In October of 2020 I went back to do a ‘mini OST’ as the charity had to change the way they trained, matched and partnered the dogs due to the pandemic and restrictions. I arrived on the Wednesday and came home with Alfie on the Friday. Those three days were full on and we had to pack in a lot of training, which I found very tiring and it all became a bit too much for me physically and emotionally. However, with the incredible support from our Advanced Trainer, who then came out to my house every day for two weeks to complete the training, I managed to get through the process. Our Advanced Trainer helped me to make those two weeks a lot less pressured and lots more fun. She then said her goodbyes and passed me and Alfie over to the Aftercare Team, who have and continue to be a fantastic support for both myself and Alfie. After about a month of more advanced training with Aftercare, Alfie finally received his official Canine Partners jacket and successfully became a fully-fledged assistance dog. It has to be one of the proudest days of my life!
New found independence
Alfie has given me back so much of the life I thought I had lost. He has given me back some of my independence, as I am now able to go out to the local shop or for a street walk on my own – just me and my boy. When we venture out to a variety of different parks and open spaces for his off-lead exercise, I will go off with Alfie on my own whilst my parents spend some quality time together walking around the park and playing with our pet dog, Cookie. When I go out for social time with my carer, I am now able to go and look around the shop on my own with Alfie. It is during these times when I actually feel like a 30-year-old woman who is able to do so much more than I thought I could do before Alfie came along.

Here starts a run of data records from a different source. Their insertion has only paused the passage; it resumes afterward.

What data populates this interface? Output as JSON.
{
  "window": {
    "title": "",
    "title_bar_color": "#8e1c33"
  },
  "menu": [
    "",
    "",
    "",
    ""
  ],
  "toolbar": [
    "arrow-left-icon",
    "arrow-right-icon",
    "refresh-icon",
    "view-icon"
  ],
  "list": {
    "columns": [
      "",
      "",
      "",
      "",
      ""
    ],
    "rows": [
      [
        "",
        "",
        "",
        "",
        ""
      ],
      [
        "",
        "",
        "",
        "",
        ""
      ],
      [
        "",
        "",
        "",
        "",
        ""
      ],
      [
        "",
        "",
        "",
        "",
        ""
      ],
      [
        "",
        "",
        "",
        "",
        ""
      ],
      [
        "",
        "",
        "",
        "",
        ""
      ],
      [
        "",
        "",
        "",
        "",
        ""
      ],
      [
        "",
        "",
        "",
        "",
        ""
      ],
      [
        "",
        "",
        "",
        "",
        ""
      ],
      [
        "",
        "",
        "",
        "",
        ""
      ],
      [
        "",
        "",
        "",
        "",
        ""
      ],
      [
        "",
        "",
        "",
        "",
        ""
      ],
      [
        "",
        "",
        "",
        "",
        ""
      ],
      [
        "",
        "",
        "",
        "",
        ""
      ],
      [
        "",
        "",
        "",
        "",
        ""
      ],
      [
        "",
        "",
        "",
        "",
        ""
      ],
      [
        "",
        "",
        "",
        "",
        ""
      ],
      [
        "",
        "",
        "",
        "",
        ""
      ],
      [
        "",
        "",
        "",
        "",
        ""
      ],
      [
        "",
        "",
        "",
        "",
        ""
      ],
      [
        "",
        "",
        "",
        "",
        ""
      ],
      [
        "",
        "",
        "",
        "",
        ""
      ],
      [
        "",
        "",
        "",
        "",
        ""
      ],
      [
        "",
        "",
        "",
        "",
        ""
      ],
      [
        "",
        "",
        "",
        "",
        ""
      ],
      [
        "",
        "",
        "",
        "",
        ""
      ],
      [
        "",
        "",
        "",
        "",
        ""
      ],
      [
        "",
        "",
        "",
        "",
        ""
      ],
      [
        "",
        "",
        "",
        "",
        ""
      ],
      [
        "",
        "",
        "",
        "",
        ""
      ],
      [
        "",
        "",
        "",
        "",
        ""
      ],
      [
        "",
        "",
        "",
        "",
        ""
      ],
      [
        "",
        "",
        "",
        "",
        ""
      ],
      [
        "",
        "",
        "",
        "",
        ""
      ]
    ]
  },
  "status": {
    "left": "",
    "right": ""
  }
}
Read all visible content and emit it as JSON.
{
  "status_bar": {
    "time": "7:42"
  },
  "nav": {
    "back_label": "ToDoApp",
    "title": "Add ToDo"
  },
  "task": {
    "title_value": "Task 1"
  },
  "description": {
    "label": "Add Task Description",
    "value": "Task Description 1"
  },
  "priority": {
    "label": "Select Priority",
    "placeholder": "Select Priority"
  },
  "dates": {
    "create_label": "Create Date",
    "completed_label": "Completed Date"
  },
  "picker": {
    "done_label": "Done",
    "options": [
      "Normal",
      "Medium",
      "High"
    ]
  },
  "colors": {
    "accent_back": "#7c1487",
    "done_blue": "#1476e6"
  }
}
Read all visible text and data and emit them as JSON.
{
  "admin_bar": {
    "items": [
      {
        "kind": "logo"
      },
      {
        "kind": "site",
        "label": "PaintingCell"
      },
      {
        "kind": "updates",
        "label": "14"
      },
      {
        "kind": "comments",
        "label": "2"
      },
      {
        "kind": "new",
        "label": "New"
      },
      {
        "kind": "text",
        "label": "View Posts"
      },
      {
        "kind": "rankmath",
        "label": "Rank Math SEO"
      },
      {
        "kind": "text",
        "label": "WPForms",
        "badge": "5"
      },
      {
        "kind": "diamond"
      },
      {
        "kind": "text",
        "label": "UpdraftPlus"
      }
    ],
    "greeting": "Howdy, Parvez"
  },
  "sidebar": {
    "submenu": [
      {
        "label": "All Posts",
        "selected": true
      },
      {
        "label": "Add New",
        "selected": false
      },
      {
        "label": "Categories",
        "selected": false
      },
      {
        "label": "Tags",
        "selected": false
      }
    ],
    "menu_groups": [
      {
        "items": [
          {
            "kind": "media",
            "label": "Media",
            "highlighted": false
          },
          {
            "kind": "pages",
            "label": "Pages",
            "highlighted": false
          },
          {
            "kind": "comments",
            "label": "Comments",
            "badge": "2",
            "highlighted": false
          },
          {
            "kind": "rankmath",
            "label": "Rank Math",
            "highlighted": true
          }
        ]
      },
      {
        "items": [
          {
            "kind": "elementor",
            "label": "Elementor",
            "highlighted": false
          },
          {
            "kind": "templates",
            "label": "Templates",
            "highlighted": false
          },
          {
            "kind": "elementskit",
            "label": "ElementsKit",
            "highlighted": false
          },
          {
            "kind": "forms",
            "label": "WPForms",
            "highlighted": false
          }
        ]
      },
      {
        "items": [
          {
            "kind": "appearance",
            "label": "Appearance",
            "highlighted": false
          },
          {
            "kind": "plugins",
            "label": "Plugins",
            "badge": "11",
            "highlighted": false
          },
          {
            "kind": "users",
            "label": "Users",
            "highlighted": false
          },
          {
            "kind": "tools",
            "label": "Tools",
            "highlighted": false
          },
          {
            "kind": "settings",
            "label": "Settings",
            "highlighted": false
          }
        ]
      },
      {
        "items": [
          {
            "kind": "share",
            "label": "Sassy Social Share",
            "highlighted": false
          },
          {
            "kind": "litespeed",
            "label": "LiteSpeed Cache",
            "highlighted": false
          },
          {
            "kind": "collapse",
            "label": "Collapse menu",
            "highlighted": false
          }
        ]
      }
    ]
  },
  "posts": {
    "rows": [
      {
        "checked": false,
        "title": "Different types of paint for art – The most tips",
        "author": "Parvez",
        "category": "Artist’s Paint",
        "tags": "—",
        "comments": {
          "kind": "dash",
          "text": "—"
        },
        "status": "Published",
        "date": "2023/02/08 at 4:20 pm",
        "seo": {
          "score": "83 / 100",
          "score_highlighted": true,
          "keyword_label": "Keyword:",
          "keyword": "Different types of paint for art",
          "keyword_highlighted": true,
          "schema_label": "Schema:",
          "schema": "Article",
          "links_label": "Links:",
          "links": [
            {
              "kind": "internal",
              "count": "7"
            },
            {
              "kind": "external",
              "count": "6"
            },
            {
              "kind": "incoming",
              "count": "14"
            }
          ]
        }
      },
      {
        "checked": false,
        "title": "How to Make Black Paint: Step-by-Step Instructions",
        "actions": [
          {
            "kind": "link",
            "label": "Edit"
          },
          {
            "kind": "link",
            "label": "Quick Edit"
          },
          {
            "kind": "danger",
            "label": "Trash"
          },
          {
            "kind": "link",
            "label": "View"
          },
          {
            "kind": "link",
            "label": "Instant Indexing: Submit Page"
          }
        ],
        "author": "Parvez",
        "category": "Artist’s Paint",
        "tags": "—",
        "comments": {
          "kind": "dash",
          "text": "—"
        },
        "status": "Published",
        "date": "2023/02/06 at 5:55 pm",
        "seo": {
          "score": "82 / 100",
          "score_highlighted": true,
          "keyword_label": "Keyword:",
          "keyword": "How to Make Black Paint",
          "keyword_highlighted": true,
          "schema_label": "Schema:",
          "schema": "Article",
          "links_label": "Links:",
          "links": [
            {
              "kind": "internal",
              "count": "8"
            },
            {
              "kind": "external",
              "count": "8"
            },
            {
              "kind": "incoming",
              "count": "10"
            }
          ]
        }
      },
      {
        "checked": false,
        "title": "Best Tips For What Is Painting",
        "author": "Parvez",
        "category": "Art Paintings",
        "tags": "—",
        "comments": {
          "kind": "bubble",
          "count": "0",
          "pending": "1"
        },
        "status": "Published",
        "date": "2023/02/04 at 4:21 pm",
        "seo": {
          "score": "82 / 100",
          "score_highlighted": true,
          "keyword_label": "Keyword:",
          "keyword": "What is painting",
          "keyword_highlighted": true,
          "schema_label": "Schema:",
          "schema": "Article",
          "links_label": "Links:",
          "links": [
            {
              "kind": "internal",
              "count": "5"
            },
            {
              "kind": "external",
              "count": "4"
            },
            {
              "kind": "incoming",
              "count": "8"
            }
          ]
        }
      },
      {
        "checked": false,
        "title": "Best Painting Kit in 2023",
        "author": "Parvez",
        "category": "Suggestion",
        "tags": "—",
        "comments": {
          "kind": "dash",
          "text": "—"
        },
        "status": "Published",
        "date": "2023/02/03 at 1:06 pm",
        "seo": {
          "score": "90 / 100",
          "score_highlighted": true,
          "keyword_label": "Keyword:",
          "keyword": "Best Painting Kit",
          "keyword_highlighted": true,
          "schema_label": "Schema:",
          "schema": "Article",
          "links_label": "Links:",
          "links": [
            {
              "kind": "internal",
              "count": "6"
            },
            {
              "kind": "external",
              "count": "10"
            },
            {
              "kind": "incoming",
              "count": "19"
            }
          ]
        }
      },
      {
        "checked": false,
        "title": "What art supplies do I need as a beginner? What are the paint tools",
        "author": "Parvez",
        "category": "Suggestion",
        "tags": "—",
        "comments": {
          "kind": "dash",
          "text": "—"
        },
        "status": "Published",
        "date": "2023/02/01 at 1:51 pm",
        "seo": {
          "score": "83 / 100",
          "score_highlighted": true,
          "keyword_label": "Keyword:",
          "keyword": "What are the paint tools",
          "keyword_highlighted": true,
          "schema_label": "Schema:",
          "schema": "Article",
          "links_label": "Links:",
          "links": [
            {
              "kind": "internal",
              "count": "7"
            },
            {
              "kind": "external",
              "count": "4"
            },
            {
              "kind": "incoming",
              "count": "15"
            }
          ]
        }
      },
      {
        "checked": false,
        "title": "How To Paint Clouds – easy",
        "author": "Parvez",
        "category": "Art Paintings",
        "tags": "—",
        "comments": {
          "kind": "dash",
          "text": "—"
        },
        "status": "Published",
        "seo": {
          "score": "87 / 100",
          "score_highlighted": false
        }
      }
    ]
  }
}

We have a buzzer system in my house, so that if I need my mum or my carer they know I require their help. Before Alfie, that buzzer would be going off pretty much all day, every day. But now, I only have to buzz them if there is something I need that Alfie cannot do like make me a cup of tea – although he is so clever it wouldn’t surprise me if he didn’t go and make me a cup of tea one of these days! Alfie will also do other everyday tasks such as opening doors, turning lights on and off, or fetching the post. He is also trained to find and bring a human to me if I need human help and will fetch my feeding tube bag so I can change my dressing on my own.
Practice makes perfect
Alfie loves to work and whilst he is super confident in carrying out all of these tasks, we practice them most days so that he continues to remember all of the commands. We both also find him learning new tasks super exciting and rewarding too.
Having Alfie has had an incredibly positive effect on both my physical and mental health. Alfie motivates me to get out of bed every day and to make the most of that day. He gets me out in the fresh air, which makes me feel so much more alive, and he encourages me to play with him which in turn has helped to strengthen some of the muscles in my arms. It is great for my Ehlers Danlos Syndrome and having to get out of bed every day to tend to his needs has really helped me to gain much more body strength. I haven’t had to see my therapist at all this year because Alfie seems to sense when I am feeling anxious or ‘down in the dumps’, something which he wasn’t trained to do, and he is amazing at calming me down.
A brighter future
My future now that I have Alfie seems so much brighter than ever. I see myself and Alfie living together more independently, in supported living, and knowing that I will have Alfie there with me makes me feel much more content and less worried about this. My future with Alfie is going to be filled with so much love, loyalty, companionship, and I know we are going to create some amazing, precious memories together that will last for a lifetime.